Religious freedom as well as tolerance is promoted by the Nicaraguan government and forms part of the constitution. The Government strives to protect the right of freedom of religion in Nicaragua and will not tolerate those who discriminate against others on the basis of their ideology or beliefs.
Over 90% of Nicaragua's population are members of Christian denominations. Approximately 73% of Nicaraguans follow the Roman Catholic religion with about 15% attending evangelical churches. Around 2% are part of the Moravian Church and some 0.1 percent are joined to the Episcopal Church. A further 2% belong to a variety of religious groups including Jehovah's Witnesses, Mormons and Amish or Mennonite communities. Along the Atlantic Coast there appears to be a larger following of the Protestant churches. A very small percentage of Nicaraguans practice other forms of religion. The Jewish community is limited to just a few and the small Muslim groups are mostly made up of alien residents as well as immigrants who are now naturalized Nicaraguans. The Church of Scientology and Bahai'i Faith followers are in the minority.
Moravians and Episcopalians are mostly centered along the Atlantic Coast with Catholicism and evangelical denominations being concentrated in the central and Pacific areas of Nicaragua. Religion is often associated with particular ethnic groups. Great expansion has been noted amongst the evangelical churches, particularly in rural areas. These church groups even run two private universities in Nicaragua.
Catholicism arrived in the country along with the Spanish conquerors during the 16th century. Whilst the Roman Catholic Church is not the official religion of Nicaragua, it does have a close association with the country's government. In fact, the Roman Catholic Church exerts great political influence in Nicaragua. Bishops are often called upon to attend state occasions and often offer their opinion on various issues facing the country. Many educational institutions are run by Roman Catholic bodies.

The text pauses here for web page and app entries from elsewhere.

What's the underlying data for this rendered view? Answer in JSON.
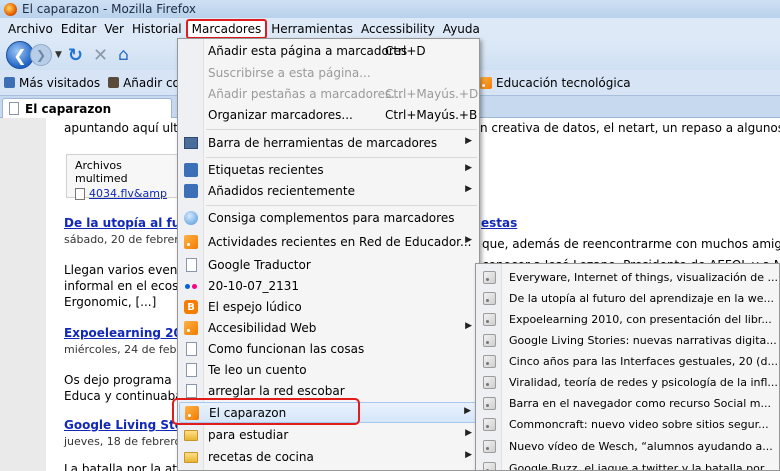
{
  "window": {
    "title": "El caparazon - Mozilla Firefox"
  },
  "menubar": [
    "Archivo",
    "Editar",
    "Ver",
    "Historial",
    "Marcadores",
    "Herramientas",
    "Accessibility",
    "Ayuda"
  ],
  "bookmarks_toolbar": {
    "mas_visitados": "Más visitados",
    "anadir": "Añadir cor",
    "educacion": "Educación tecnológica"
  },
  "tab": {
    "title": "El caparazon"
  },
  "content": {
    "line0": "apuntando aquí ulti",
    "line0_right": "n creativa de datos, el netart, un repaso a algunos de",
    "archivos": "Archivos multimed",
    "archivo_link": "4034.flv&amp",
    "post1_title": "De la utopía al fu",
    "post1_title_right": "estas",
    "post1_date": "sábado, 20 de febrero",
    "post1_right1": "que, además de reencontrarme con muchos amigos/",
    "post1_body1": "Llegan varios event",
    "post1_right2": "conocer a José Lozano, Presidente de AEFOL y a Ma",
    "post1_body2": "informal en el ecosi",
    "post1_body3": "Ergonomic, [...]",
    "post2_title": "Expoelearning 20",
    "post2_date": "miércoles, 24 de febre",
    "post2_body1": "Os dejo programa",
    "post2_body2": "Educa y continuaba",
    "post3_title": "Google Living Sto",
    "post3_date": "jueves, 18 de febrero",
    "post3_body1": "La batalla por la ate"
  },
  "menu": {
    "anadir_pagina": "Añadir esta página a marcadores",
    "anadir_pagina_sc": "Ctrl+D",
    "suscribirse": "Suscribirse a esta página...",
    "anadir_pestanas": "Añadir pestañas a marcadores...",
    "anadir_pestanas_sc": "Ctrl+Mayús.+D",
    "organizar": "Organizar marcadores...",
    "organizar_sc": "Ctrl+Mayús.+B",
    "barra": "Barra de herramientas de marcadores",
    "etiquetas": "Etiquetas recientes",
    "anadidos": "Añadidos recientemente",
    "consiga": "Consiga complementos para marcadores",
    "actividades": "Actividades recientes en Red de Educador...",
    "google_traductor": "Google Traductor",
    "fecha": "20-10-07_2131",
    "espejo": "El espejo lúdico",
    "accesibilidad": "Accesibilidad Web",
    "como": "Como funcionan las cosas",
    "teleo": "Te leo un cuento",
    "arreglar": "arreglar la red escobar",
    "caparazon": "El caparazon",
    "estudiar": "para estudiar",
    "recetas": "recetas de cocina"
  },
  "submenu": [
    "Everyware, Internet of things, visualización de ...",
    "De la utopía al futuro del aprendizaje en la we...",
    "Expoelearning 2010, con presentación del libr...",
    "Google Living Stories: nuevas narrativas digita...",
    "Cinco años para las Interfaces gestuales, 20 (d...",
    "Viralidad, teoría de redes y psicología de la infl...",
    "Barra en el navegador como recurso Social m...",
    "Commoncraft: nuevo video sobre sitios segur...",
    "Nuevo vídeo de Wesch, “alumnos ayudando a...",
    "Google Buzz, el jaque a twitter y la batalla por ..."
  ],
  "colors": {
    "highlight": "#e21b1b",
    "link": "#1229b8",
    "menubar_bg": "#dde9f7"
  }
}
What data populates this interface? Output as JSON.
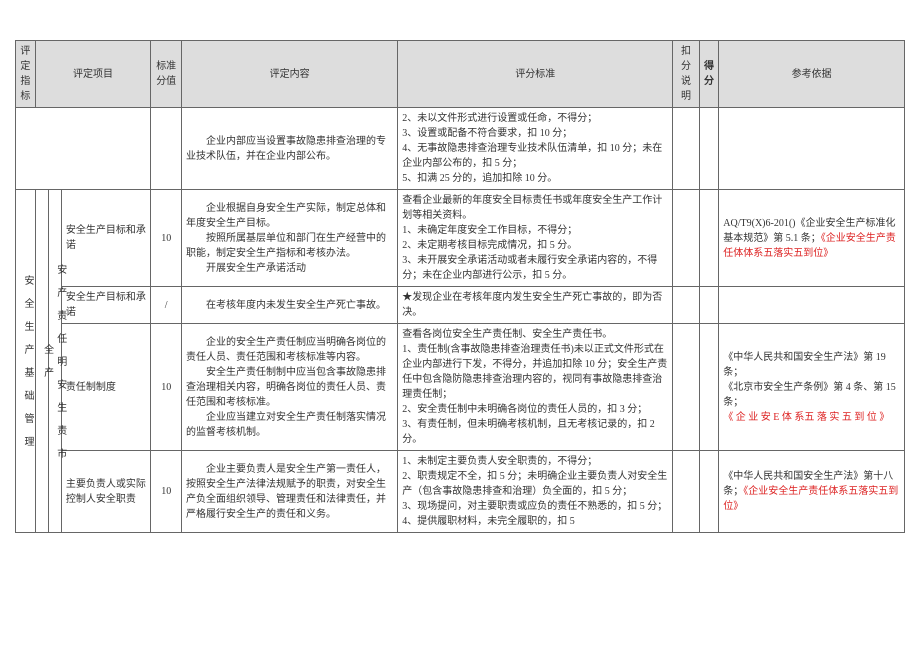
{
  "headers": {
    "c1": "评 定 指标",
    "c2": "评定项目",
    "c3": "标准 分值",
    "c4": "评定内容",
    "c5": "评分标准",
    "c6": "扣分 说明",
    "c7": "得分",
    "c8": "参考依据"
  },
  "vert": {
    "l1": "安 全 生 产 基 础 管 理",
    "l2a": "全 产",
    "l2b": "安 产 责 任 明 安 生 责 市"
  },
  "rows": {
    "r0": {
      "content": "企业内部应当设置事故隐患排查治理的专业技术队伍，并在企业内部公布。",
      "standard": "2、未以文件形式进行设置或任命，不得分；\n3、设置或配备不符合要求，扣 10 分；\n4、无事故隐患排查治理专业技术队伍清单，扣 10 分；未在企业内部公布的，扣 5 分；\n5、扣满 25 分的，追加扣除 10 分。"
    },
    "r1": {
      "project": "安全生产目标和承诺",
      "score": "10",
      "content": "企业根据自身安全生产实际，制定总体和年度安全生产目标。\n　　按照所属基层单位和部门在生产经营中的职能，制定安全生产指标和考核办法。\n　　开展安全生产承诺活动",
      "standard": "查看企业最新的年度安全目标责任书或年度安全生产工作计划等相关资料。\n1、未确定年度安全工作目标，不得分；\n2、未定期考核目标完成情况，扣 5 分。\n3、未开展安全承诺活动或者未履行安全承诺内容的，不得分；未在企业内部进行公示，扣 5 分。",
      "ref_a": "AQ/T9(X)6-201()《企业安全生产标准化基本规范》第 5.1 条；",
      "ref_b": "《企业安全生产责任体体系五落实五到位》"
    },
    "r2": {
      "project": "安全生产目标和承诺",
      "score": "/",
      "content": "在考核年度内未发生安全生产死亡事故。",
      "standard": "★发现企业在考核年度内发生安全生产死亡事故的，即为否决。"
    },
    "r3": {
      "project": "责任制制度",
      "score": "10",
      "content": "企业的安全生产责任制应当明确各岗位的责任人员、责任范围和考核标准等内容。\n　　安全生产责任制制中应当包含事故隐患排查治理相关内容，明确各岗位的责任人员、责任范围和考核标准。\n　　企业应当建立对安全生产责任制落实情况的监督考核机制。",
      "standard": "查看各岗位安全生产责任制、安全生产责任书。\n1、责任制(含事故隐患排查治理责任书)未以正式文件形式在企业内部进行下发，不得分，并追加扣除 10 分；安全生产责任中包含隐防隐患排查治理内容的，视同有事故隐患排查治理责任制；\n2、安全责任制中未明确各岗位的责任人员的，扣 3 分；\n3、有责任制，但未明确考核机制，且无考核记录的，扣 2 分。",
      "ref_a": "《中华人民共和国安全生产法》第 19 条；\n《北京市安全生产条例》第 4 条、第 15 条；",
      "ref_b": "《 企 业 安     E 体 系五 落 实 五 到 位 》"
    },
    "r4": {
      "project": "主要负责人或实际控制人安全职责",
      "score": "10",
      "content": "企业主要负责人是安全生产第一责任人，按照安全生产法律法规赋予的职责，对安全生产负全面组织领导、管理责任和法律责任，并严格履行安全生产的责任和义务。",
      "standard": "1、未制定主要负责人安全职责的，不得分；\n2、职责规定不全，扣 5 分；未明确企业主要负责人对安全生产（包含事故隐患排查和治理）负全面的，扣 5 分；\n3、现场提问，对主要职责或应负的责任不熟悉的，扣 5 分；  4、提供履职材料，未完全履职的，扣 5",
      "ref_a": "《中华人民共和国安全生产法》第十八条；",
      "ref_b": "《企业安全生产责任体系五落实五到位》"
    }
  }
}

The popularity of the religion in Nicaragua is clearly seen in yearly festivals held throughout Nicaragua in honor of the patron saints as well as several other religious celebrations.
Nicaraguans are generally religiously inclined people, with many attending services and taking part in other observances. The great influence of religion in the lives of Nicaraguans is often evident in their speech as they utter phrases like “if it is God's will”.
Nicaragua's eclectic mix of religions simply adds to the wonder of this fascinating country. During your travels through Nicaragua you will without a doubt come across a variety of religious expressions and traditions.